A RIOTER told police he wore a balaclava to imitate someone in a burkha during the trouble that broke out during a march in memory of murdered soldier Lee Rigby.
Craig Oakley, 41, joined a march the judge described as little more than a “pub crawl” for men aged between 18 and 35 – some of whom were members of the English Defence League,
The march was organised in Kingswood via social-networking website Facebook following the death of Drummer Rigby in Woolwich, London on May 22.
What started as a relatively peaceful event, with some 20 to 30 people involved, became fractious and resulted in police ‘kettling’ the group, that by then had swollen to around 60 people, in St George’s Hall pub in Redfield.
During that time Oakley, a security guard, was filmed by police chanting, helping build the barricade of tables and chairs in the pub and kicking out at an police officer.
The married father-of-two of Nover’s Lane, Knowle was arrested and later admitted affray.
At Bristol Crown Court he was given a five-month prison sentence suspended for 12 months with 100 hours unpaid work and must pay a £80 victim surcharge.
Richard Posner, prosecuting, said police quickly realised what had been organised as a family event was nothing of the sort and extra officers were called in.
After they saw Oakley had kicked out at a police officer and helped build the barricade in the pub he was arrested and a balaclava was found in his jeans pocket.
“He had put that balaclava on and made gestures at police officers,” Mr Posner said.

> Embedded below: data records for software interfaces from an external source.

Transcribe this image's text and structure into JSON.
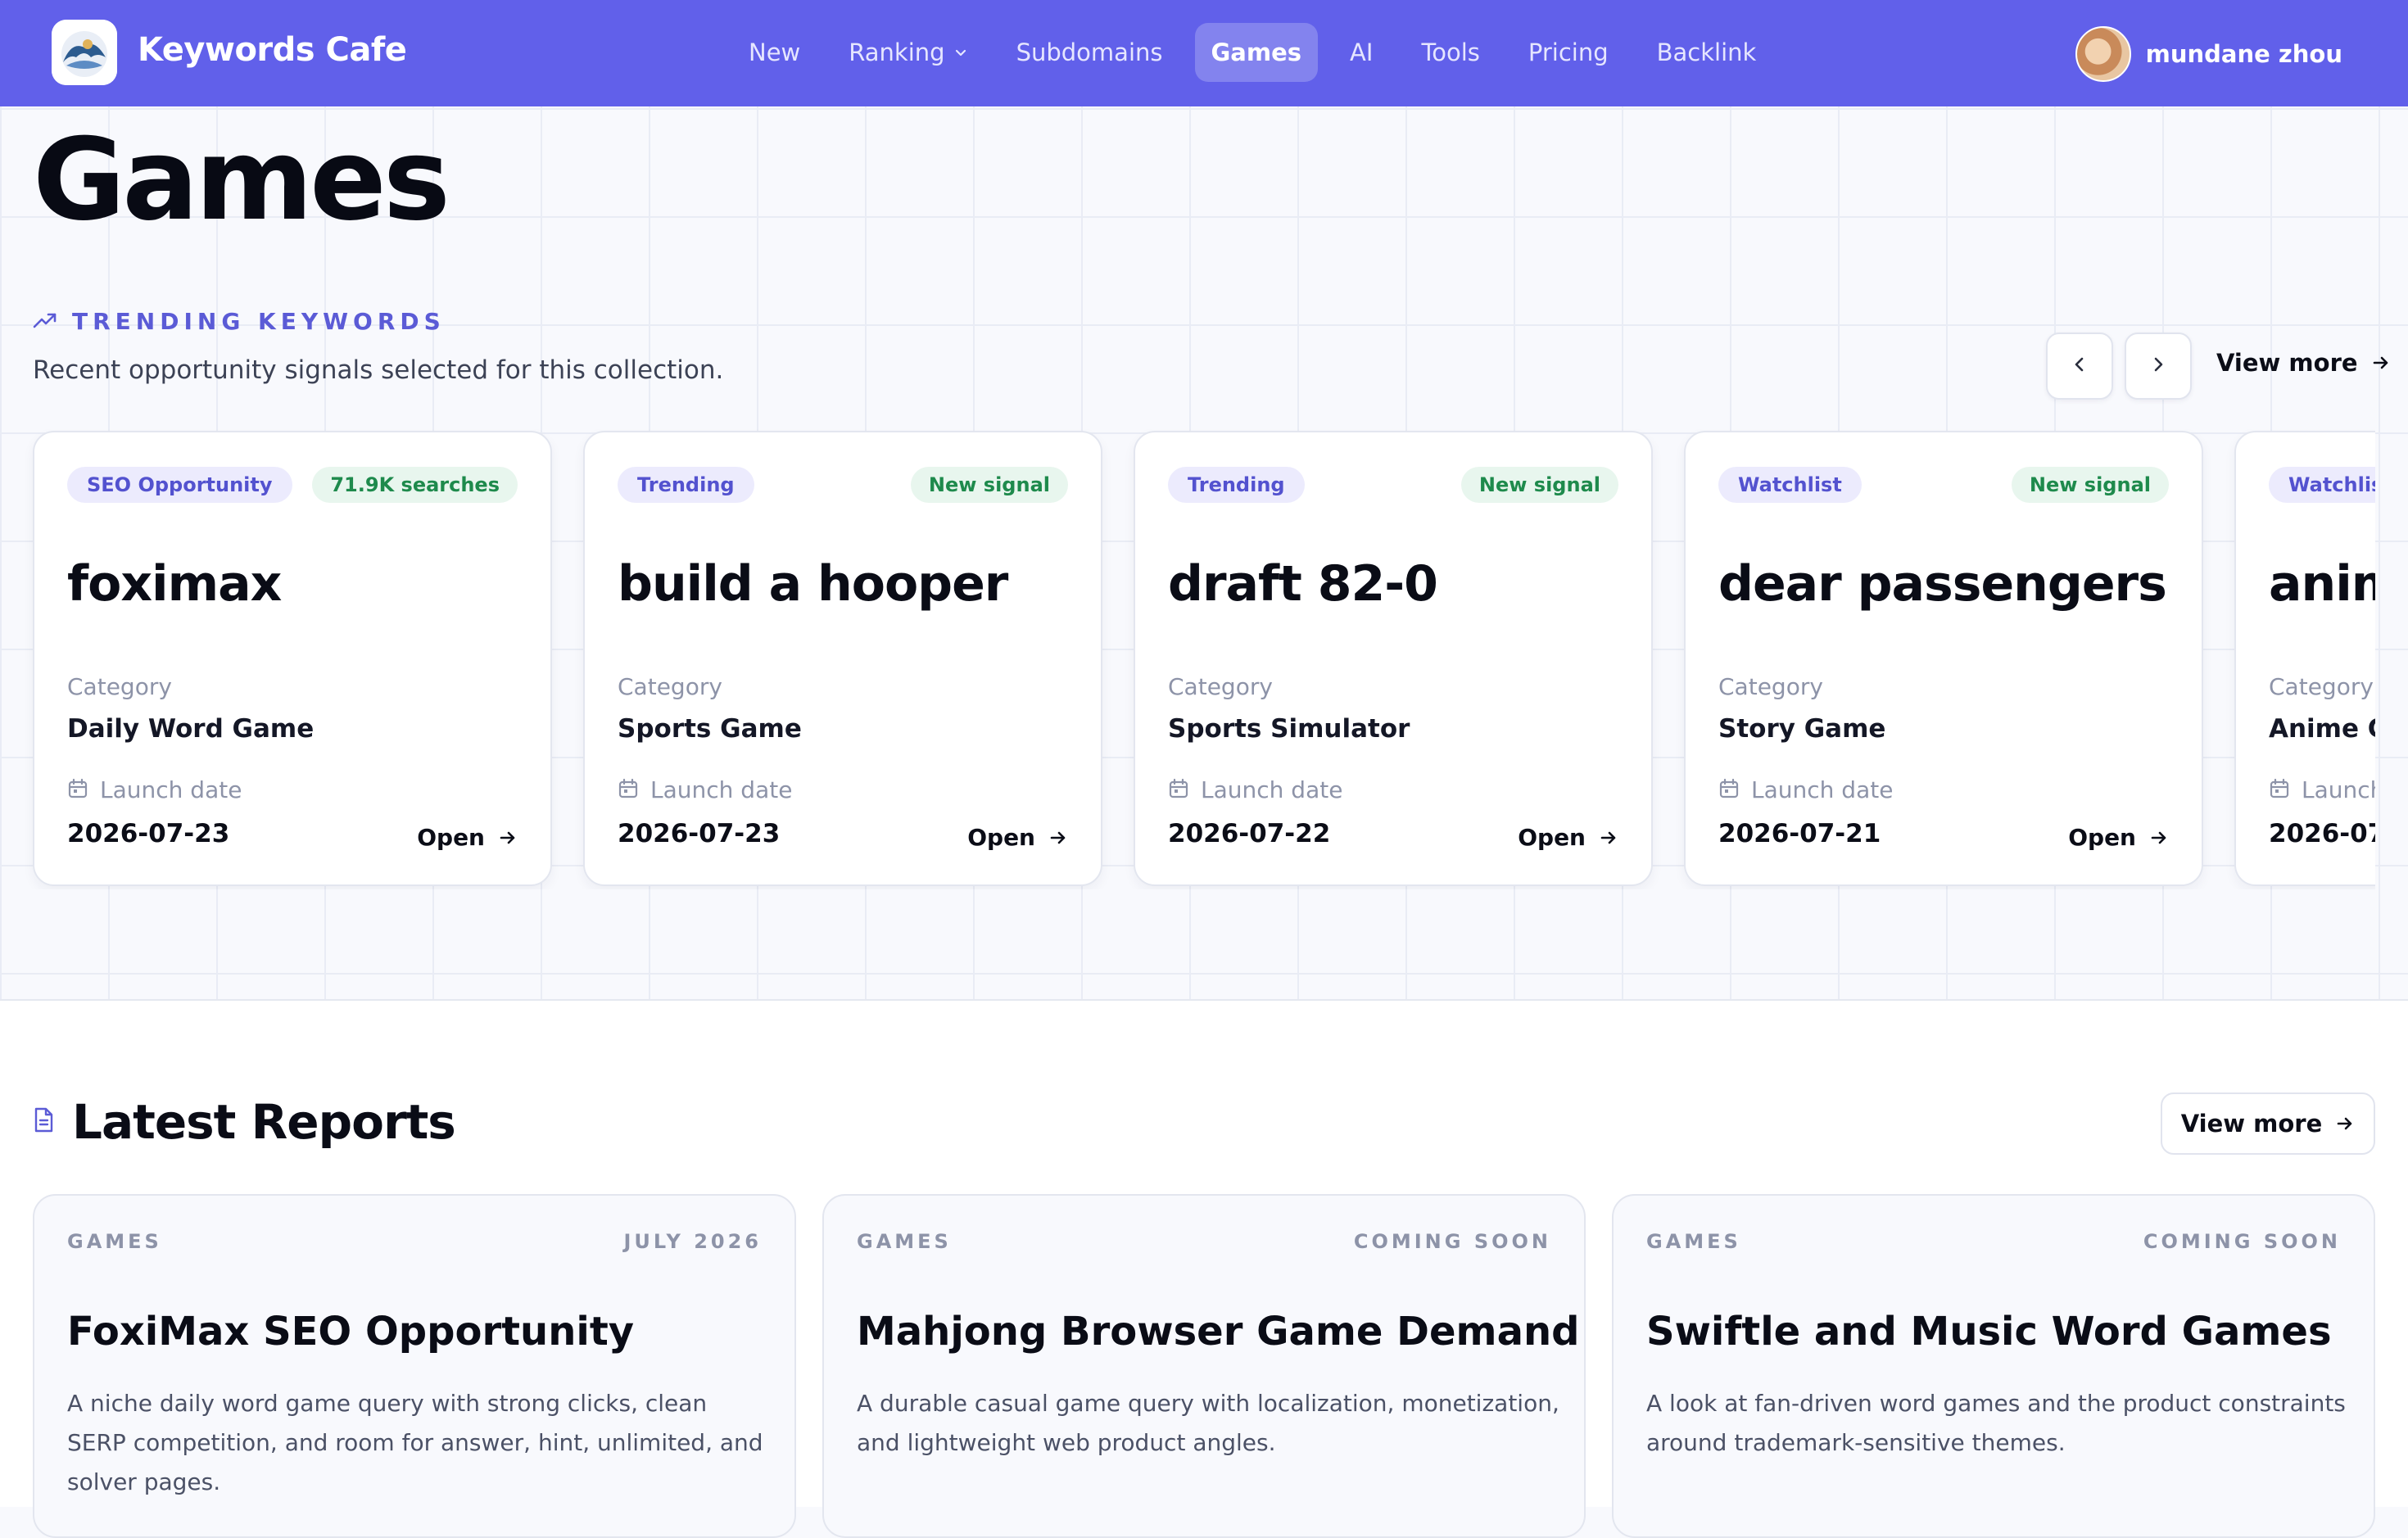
{
  "nav": {
    "brand": "Keywords Cafe",
    "links": [
      {
        "label": "New"
      },
      {
        "label": "Ranking",
        "has_dropdown": true
      },
      {
        "label": "Subdomains"
      },
      {
        "label": "Games",
        "active": true
      },
      {
        "label": "AI"
      },
      {
        "label": "Tools"
      },
      {
        "label": "Pricing"
      },
      {
        "label": "Backlink"
      }
    ],
    "user_name": "mundane zhou"
  },
  "page_title": "Games",
  "trending": {
    "label": "TRENDING KEYWORDS",
    "subtitle": "Recent opportunity signals selected for this collection.",
    "view_more": "View more",
    "cards": [
      {
        "badge_left": "SEO Opportunity",
        "badge_right": "71.9K searches",
        "keyword": "foximax",
        "category_label": "Category",
        "category": "Daily Word Game",
        "launch_label": "Launch date",
        "launch_date": "2026-07-23",
        "open_label": "Open"
      },
      {
        "badge_left": "Trending",
        "badge_right": "New signal",
        "keyword": "build a hooper",
        "category_label": "Category",
        "category": "Sports Game",
        "launch_label": "Launch date",
        "launch_date": "2026-07-23",
        "open_label": "Open"
      },
      {
        "badge_left": "Trending",
        "badge_right": "New signal",
        "keyword": "draft 82-0",
        "category_label": "Category",
        "category": "Sports Simulator",
        "launch_label": "Launch date",
        "launch_date": "2026-07-22",
        "open_label": "Open"
      },
      {
        "badge_left": "Watchlist",
        "badge_right": "New signal",
        "keyword": "dear passengers",
        "category_label": "Category",
        "category": "Story Game",
        "launch_label": "Launch date",
        "launch_date": "2026-07-21",
        "open_label": "Open"
      },
      {
        "badge_left": "Watchlist",
        "badge_right": "",
        "keyword": "anim",
        "category_label": "Category",
        "category": "Anime G",
        "launch_label": "Launch",
        "launch_date": "2026-07-",
        "open_label": ""
      }
    ]
  },
  "reports": {
    "title": "Latest Reports",
    "view_more": "View more",
    "items": [
      {
        "category": "GAMES",
        "date": "JULY 2026",
        "title": "FoxiMax SEO Opportunity",
        "description": "A niche daily word game query with strong clicks, clean SERP competition, and room for answer, hint, unlimited, and solver pages."
      },
      {
        "category": "GAMES",
        "date": "COMING SOON",
        "title": "Mahjong Browser Game Demand",
        "description": "A durable casual game query with localization, monetization, and lightweight web product angles."
      },
      {
        "category": "GAMES",
        "date": "COMING SOON",
        "title": "Swiftle and Music Word Games",
        "description": "A look at fan-driven word games and the product constraints around trademark-sensitive themes."
      }
    ]
  },
  "icons": {
    "trend": "trending-up-icon",
    "calendar": "calendar-icon",
    "arrow": "arrow-right-icon",
    "report": "document-icon",
    "prev": "chevron-left-icon",
    "next": "chevron-right-icon"
  },
  "colors": {
    "nav_bg": "#6160ea",
    "accent": "#5b5bd6",
    "badge_purple_bg": "#ecebfd",
    "badge_green_bg": "#e8f6ee",
    "badge_green_text": "#1e8a4c"
  }
}
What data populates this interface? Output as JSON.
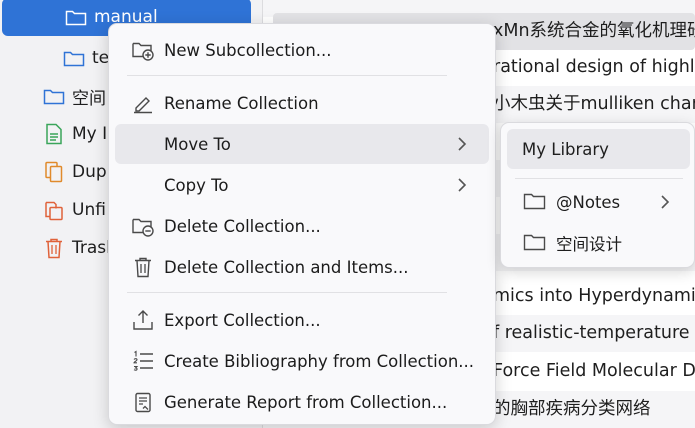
{
  "colors": {
    "selection_blue": "#2f73d6",
    "folder_blue": "#2f73d6",
    "note_green": "#3aa55a",
    "orange": "#e08a2b",
    "red_orange": "#e0623a"
  },
  "sidebar": {
    "items": [
      {
        "label": "manual",
        "icon": "folder-icon"
      },
      {
        "label": "te",
        "icon": "folder-icon"
      },
      {
        "label": "空间",
        "icon": "folder-icon"
      },
      {
        "label": "My I",
        "icon": "document-icon"
      },
      {
        "label": "Dup",
        "icon": "duplicate-icon"
      },
      {
        "label": "Unfi",
        "icon": "unfiled-icon"
      },
      {
        "label": "Trasl",
        "icon": "trash-icon"
      }
    ]
  },
  "list": {
    "rows": [
      "",
      "xMn系统合金的氧化机理研",
      "rational design of highl",
      "小木虫关于mulliken charg",
      "",
      "",
      "",
      "",
      "mics into Hyperdynamics",
      "f realistic-temperature f",
      "Force Field Molecular D",
      "的胸部疾病分类网络"
    ]
  },
  "context_menu": {
    "new_subcollection": "New Subcollection...",
    "rename": "Rename Collection",
    "move_to": "Move To",
    "copy_to": "Copy To",
    "delete": "Delete Collection...",
    "delete_items": "Delete Collection and Items...",
    "export": "Export Collection...",
    "bibliography": "Create Bibliography from Collection...",
    "report": "Generate Report from Collection..."
  },
  "submenu": {
    "my_library": "My Library",
    "notes": "@Notes",
    "space_design": "空间设计"
  }
}
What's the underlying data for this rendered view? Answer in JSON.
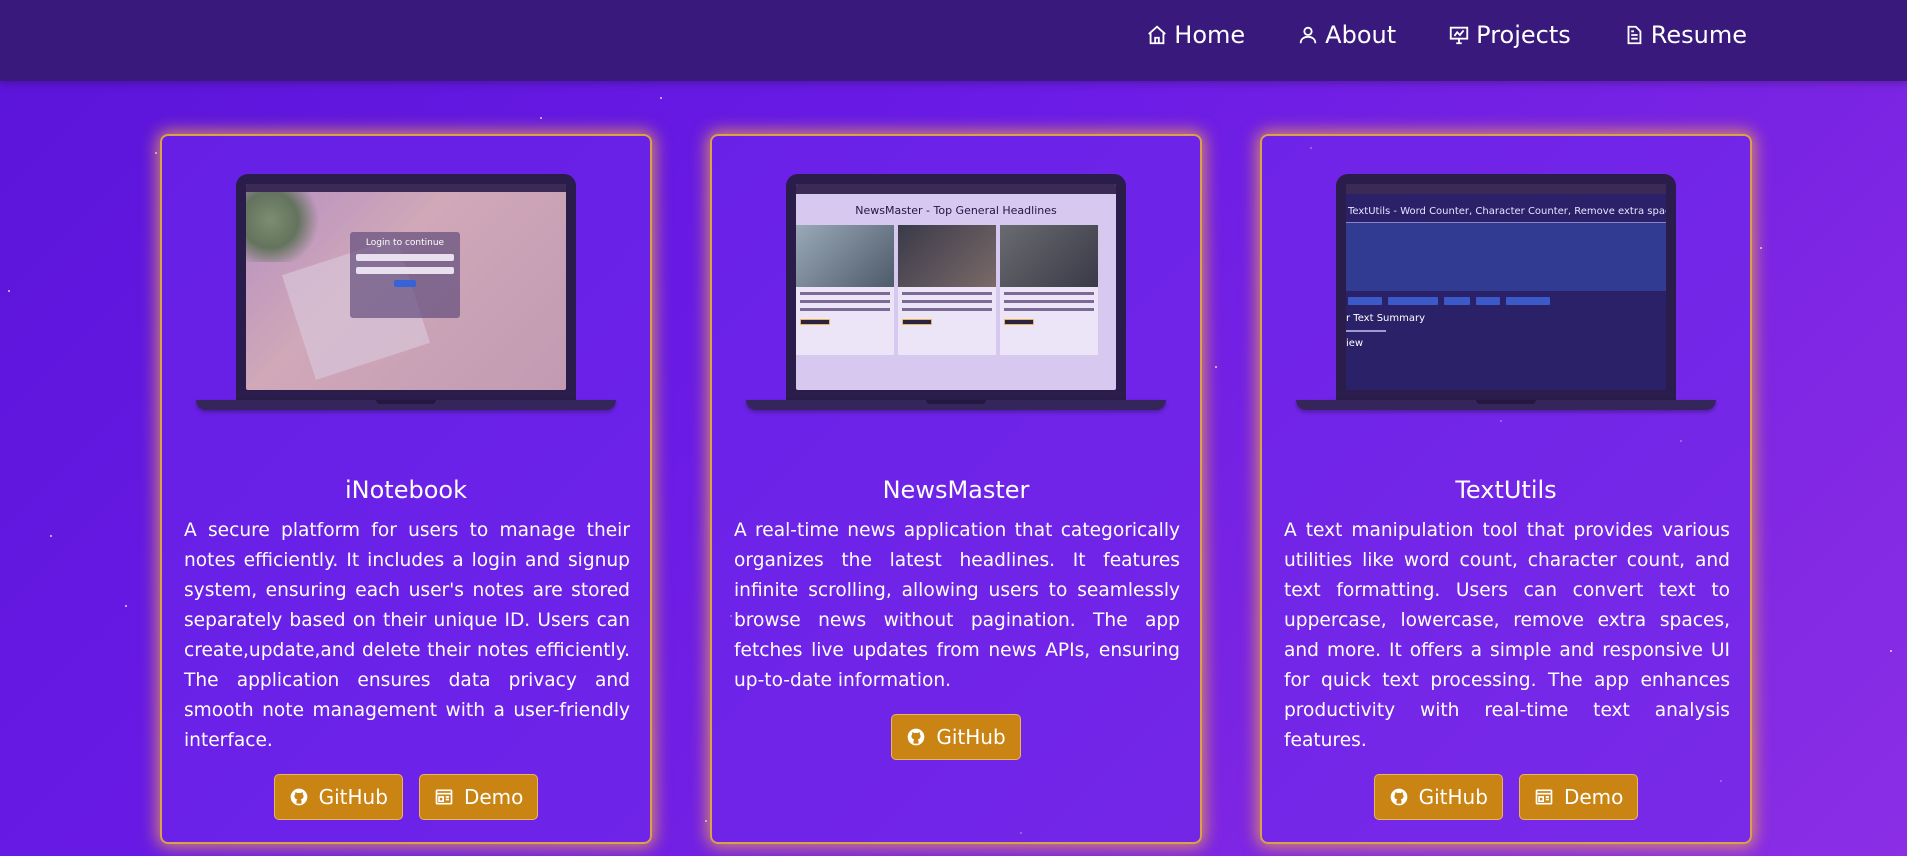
{
  "nav": {
    "items": [
      {
        "label": "Home",
        "icon": "home-icon"
      },
      {
        "label": "About",
        "icon": "user-icon"
      },
      {
        "label": "Projects",
        "icon": "presentation-icon"
      },
      {
        "label": "Resume",
        "icon": "document-icon"
      }
    ]
  },
  "colors": {
    "background": "#6a1be6",
    "navbar": "#391a7c",
    "card_border": "#d9a24a",
    "button": "#c98413"
  },
  "projects": [
    {
      "title": "iNotebook",
      "description": "A secure platform for users to manage their notes efficiently. It includes a login and signup system, ensuring each user's notes are stored separately based on their unique ID. Users can create,update,and delete their notes efficiently. The application ensures data privacy and smooth note management with a user-friendly interface.",
      "screen_text": "Login to continue",
      "buttons": {
        "github": "GitHub",
        "demo": "Demo"
      }
    },
    {
      "title": "NewsMaster",
      "description": "A real-time news application that categorically organizes the latest headlines. It features infinite scrolling, allowing users to seamlessly browse news without pagination. The app fetches live updates from news APIs, ensuring up-to-date information.",
      "screen_text": "NewsMaster - Top General Headlines",
      "buttons": {
        "github": "GitHub"
      }
    },
    {
      "title": "TextUtils",
      "description": "A text manipulation tool that provides various utilities like word count, character count, and text formatting. Users can convert text to uppercase, lowercase, remove extra spaces, and more. It offers a simple and responsive UI for quick text processing. The app enhances productivity with real-time text analysis features.",
      "screen_text": "TextUtils - Word Counter, Character Counter, Remove extra spac",
      "screen_summary": "r Text Summary",
      "screen_preview": "iew",
      "buttons": {
        "github": "GitHub",
        "demo": "Demo"
      }
    }
  ]
}
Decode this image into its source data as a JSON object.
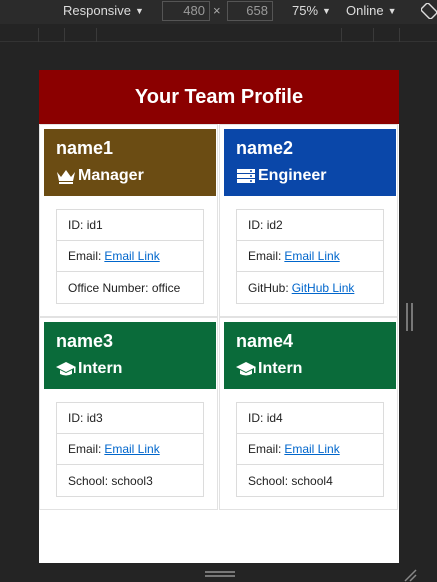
{
  "devtools": {
    "device": "Responsive",
    "width": "480",
    "height": "658",
    "times": "×",
    "zoom": "75%",
    "network": "Online"
  },
  "page": {
    "title": "Your Team Profile",
    "members": [
      {
        "name": "name1",
        "role": "Manager",
        "role_icon": "crown-icon",
        "color": "#6b4c13",
        "id_label": "ID: ",
        "id": "id1",
        "email_label": "Email:",
        "email_link": "Email Link",
        "extra_label": "Office Number: ",
        "extra_value": "office",
        "extra_is_link": false
      },
      {
        "name": "name2",
        "role": "Engineer",
        "role_icon": "server-icon",
        "color": "#0a47a9",
        "id_label": "ID: ",
        "id": "id2",
        "email_label": "Email:",
        "email_link": "Email Link",
        "extra_label": "GitHub:",
        "extra_value": "GitHub Link",
        "extra_is_link": true
      },
      {
        "name": "name3",
        "role": "Intern",
        "role_icon": "graduation-cap-icon",
        "color": "#0a6b3a",
        "id_label": "ID: ",
        "id": "id3",
        "email_label": "Email:",
        "email_link": "Email Link",
        "extra_label": "School: ",
        "extra_value": "school3",
        "extra_is_link": false
      },
      {
        "name": "name4",
        "role": "Intern",
        "role_icon": "graduation-cap-icon",
        "color": "#0a6b3a",
        "id_label": "ID: ",
        "id": "id4",
        "email_label": "Email:",
        "email_link": "Email Link",
        "extra_label": "School: ",
        "extra_value": "school4",
        "extra_is_link": false
      }
    ]
  },
  "colors": {
    "header": "#8b0000",
    "link": "#0066cc"
  }
}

“He said he did so to imitate the wearing of a burkha. They could not say if he was shouting racist abuse.”
Mr Posner said Oakley was quick to apologise for his actions and was seen to be ashamed and embarrassed that he had let his family down.
Robert Morgan-Jones, for Oakley, made it clear there was no evidence his client was a member of the EDL, had hurled racist abuse or thrown bottles at police officers.
He added that there was substantial evidence of Oakley pulling back protesters who were attacking police and he had kicked out in a “moment of madness.”
Mr Morgan-Jones conceded Oakley’s explanation for wearing the balaclava was “ridiculous” but denied he had it there to conceal his identity.
“It speaks more of a lack of thought and stupidity than anything pre-planned,” he said.
Mr Morgan-Jones said Oakley had written a letter expressing his remorse before he was even interviewed, and he had paid a heavy price because he had been unable to get his licence from the Security Industry Authority because of his actions.
Recorder David Evans told Oakley: “You chose to take part in this event and stayed with the marchers for the duration once you had joined them. That meant going to various pubs and drinking alcohol with the group getting increasingly rowdy.
“It has been said on your behalf that kicking out at police was a moment of madness but I’m afraid I don’t agree.
“No one required you to go out drinking or to be at the forefront of the group. It was not a moment of madness, it was a moment of utterly unneeded drunken aggression.
“While wearing the balaclava is not an act of violence it is an aggravating feature and could only have been taken with you on the march with a particular intention.”